|US20080051867 *||Aug 28, 2006||Feb 28, 2008||Davila Luis A||Multiple in vivo implant delivery device|
|US20090254168 *||Jun 18, 2009||Oct 8, 2009||Cook Incorporated||Delivery system for medical device|
|US20090312832 *||Jun 11, 2009||Dec 17, 2009||Cook Incorporated||Slip layer delivery catheter|
|US20100022951 *||May 20, 2009||Jan 28, 2010||Luce, Forward, Hamilton 7 Scripps, Llp||Detachable hub/luer device and processes|

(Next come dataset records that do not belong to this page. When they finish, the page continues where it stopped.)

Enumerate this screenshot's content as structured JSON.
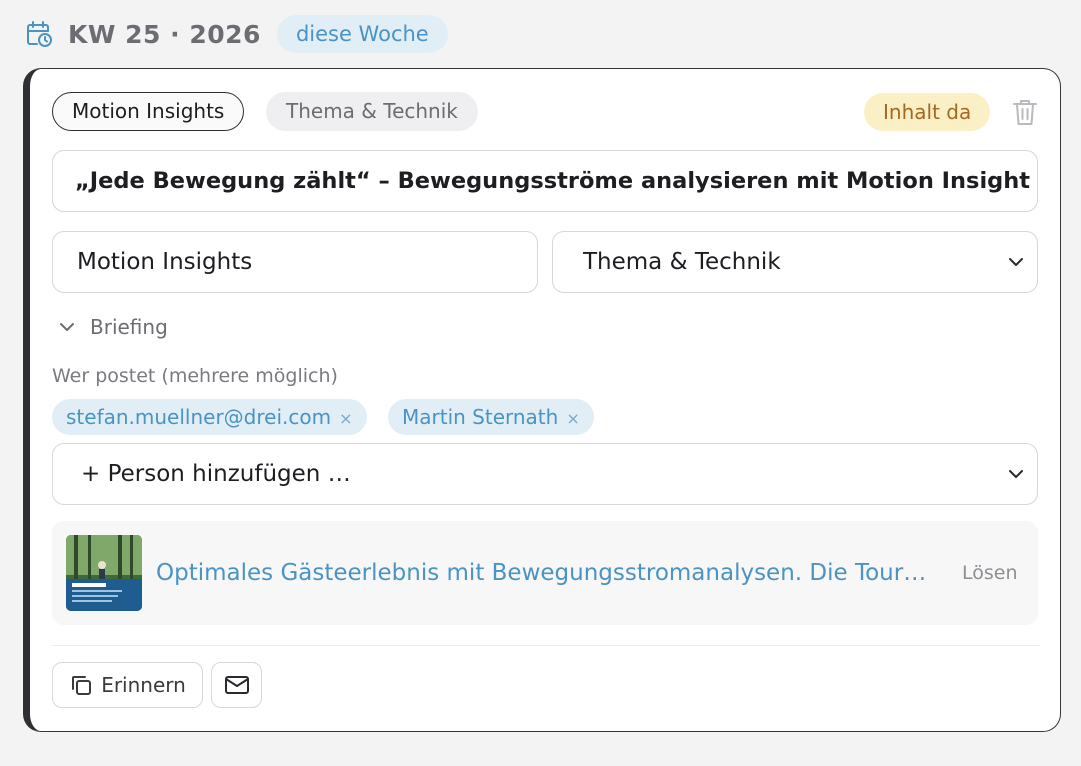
{
  "header": {
    "icon": "calendar-clock-icon",
    "week_label": "KW 25 · 2026",
    "week_badge": "diese Woche"
  },
  "card": {
    "category_pill": "Motion Insights",
    "topic_pill": "Thema & Technik",
    "status_badge": "Inhalt da",
    "title": "„Jede Bewegung zählt“ – Bewegungsströme analysieren mit Motion Insight",
    "product_field": "Motion Insights",
    "topic_select": "Thema & Technik",
    "briefing_label": "Briefing",
    "who_label": "Wer postet (mehrere möglich)",
    "posters": [
      {
        "name": "stefan.muellner@drei.com"
      },
      {
        "name": "Martin Sternath"
      }
    ],
    "remove_glyph": "×",
    "add_person": "+ Person hinzufügen …",
    "link": {
      "title": "Optimales Gästeerlebnis mit Bewegungsstromanalysen. Die Tour…",
      "unlink": "Lösen"
    },
    "remind_label": "Erinnern"
  },
  "colors": {
    "accent": "#4a93c2",
    "chip_bg": "#e1eef6",
    "status_bg": "#fbefc6",
    "status_text": "#a6671f"
  }
}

|US20100022970 *||Jul 5, 2007||Jan 28, 2010||Eran Hirszowicz||Collecting sheath and method of use thereof|
|US20100069852 *||Sep 17, 2008||Mar 18, 2010||Gregory Scott Kelley||Delivery system for deployment of medical devices|
|US20100256600 *||Apr 2, 2010||Oct 7, 2010||Ferrera David A||Neurovascular otw pta balloon catheter and delivery system|
|US20110004237 *||May 29, 2010||Jan 6, 2011||Peter Schneider||Minimal surface area contact device for holding plaque to blood vessel wall|
|US20110046711 *||Dec 19, 2008||Feb 24, 2011||Nicolas Degen||Strengthening textures in medical devices|
|US20110152760 *||Dec 22, 2009||Jun 23, 2011||Cook Incorporated||Deployment and Dilation With An Expandable Roll Sock Delivery System|
|US20120330342 *||Jun 26, 2012||Dec 27, 2012||Jones Donald K||Systems and devices for intralumenal implantation|
|EP2478930A2||Nov 12, 2008||Jul 25, 2012||Mindframe, Inc.||Revascularization systems for cerebral vasculature|
|International Classification||A61F2/06, A61F2/84|
|Cooperative Classification||A61F2/958, A61F2002/9586|
|Jun 30, 2003||AS||Assignment|
Owner name: CORDIS CORPORATION, FLORIDA
Free format text: ASSIGNMENT OF ASSIGNORS INTEREST;ASSIGNORS:JOHNSON, KIRK L.;QUERNS, STEPHEN J. BY HIS WIDOW MELISSAQUERNS;REEL/FRAME:014219/0884;SIGNING DATES FROM 20030302 TO 20030325
|Sep 9, 2010||FPAY||Fee payment|
Year of fee payment: 4
|Sep 10, 2014||FPAY||Fee payment|
Year of fee payment: 8